Second woman accuses Franken of inappropriate touchingBy ED O'KEEFE
The Washington Post
November 20. 2017 8:41PM
U.S. Sen. Al Franken, D-Minn., on Monday faced new allegations of inappropriately touching women, but there are no signs he plans to step down amid the swirl of controversy now surrounding him.
The latest accusation surfaced when Lindsay Menz, 33, of Frisco, Texas, told CNN that Franken, 66, grabbed her when they posed for a photo together at the 2010 Minnesota State Fair. Franken, a second-term senator, already faces a Senate ethics investigation into allegations that he inappropriately touched a fellow performer on a USO tour in 2006.
He is the first sitting lawmaker to face accusations by women of inappropriate behavior in the wake of an ongoing wave of allegations against powerful men across American society.
Menz said she attended the fair with her husband and father and met the senator at a local radio booth sponsored by her father’s business.
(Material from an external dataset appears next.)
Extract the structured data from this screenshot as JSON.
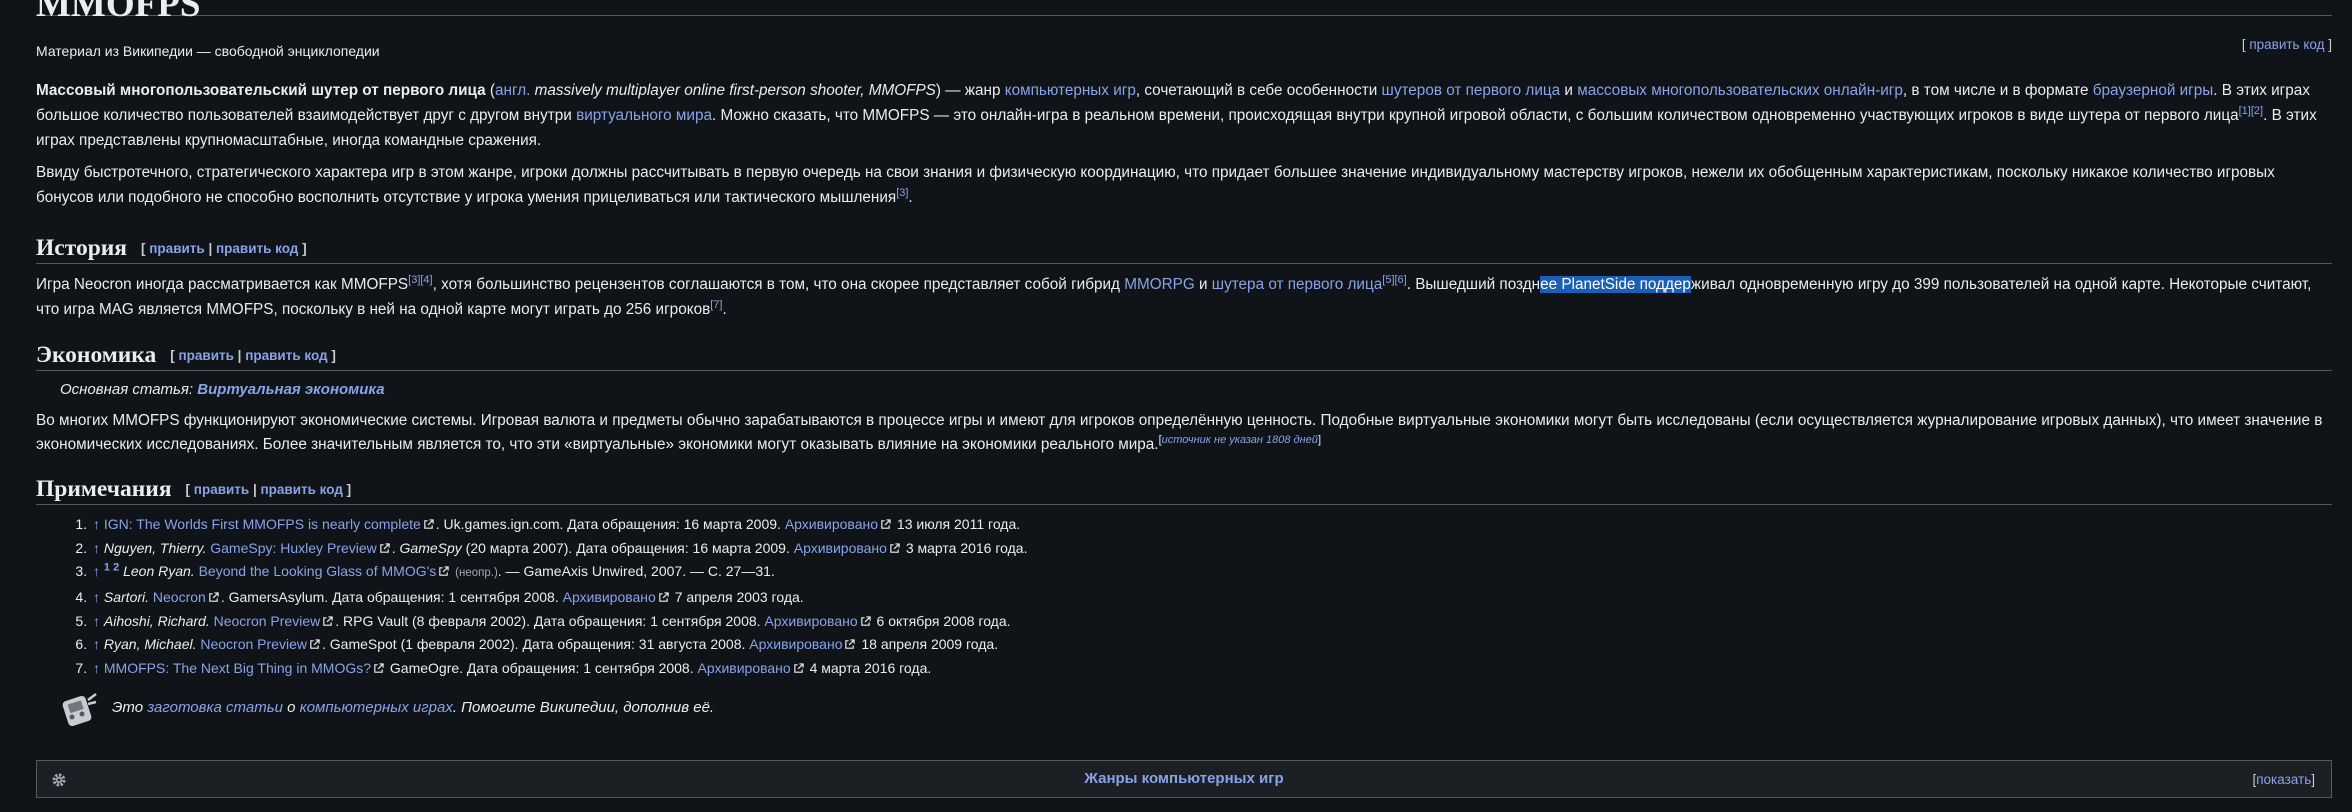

As her husband held up a phone to take the photo, Franken “pulled me in really close, like awkward close, and as my husband took the picture, he put his hand full-fledged on my rear,” Menz told CNN. “It was wrapped tightly around my butt cheek.”
“It wasn’t around my waist. It wasn’t around my hip or side. It was definitely on my butt,” she told the news channel. “I was like, oh my God, what’s happening.”
In a statement to CNN, Franken did not deny the incident took place.
“I take thousands of photos at the state fair surrounded by hundreds of people, and I certainly don’t remember taking this picture. I feel badly that Ms. Menz came away from our interaction feeling disrespected,” Franken said in a statement to CNN.
Franken’s office did not return a separate request for comment. Over the weekend, an aide told the Minneapolis Star Tribune that Franken planned to spend the Thanksgiving holiday week with his family in Washington, “and he’s doing a lot of reflecting.”
Multiple senior Democrats on Monday said Franken is not expected to resign over the latest allegations, nor is he expected to face calls for his ouster from Democratic congressional colleagues. These Democrats, who were granted anonymity to speak frankly about the matter, said they see no reason for Franken to step down as long as he agrees to participate in an investigation by the Senate Ethics Committee.
Last week Republicans and Democrats quickly denounced Franken after Leeann Tweeden, a Los Angeles radio news anchor and former model, accused the senator of forcibly kissing her and later grabbing her breasts while she slept on the flight home during an overseas USO tour in 2006. She offered photographic proof of the latter accusation.
In response, Franken apologized and agreed to face an ethics investigation. He also contacted Tweeden, apologized and asked to meet with her. She said on a national television program that she would do so.
The growing accusations against Franken come as Alabama Republican U.S. Senate candidate Roy Moore faces calls to drop out of a special election amid accusations first reported by The Washington Post that he pursued or assaulted underage women in the 1970s and 1980s.
While senior congressional Republicans have called on Moore to exit the race, he has so far refused to do so.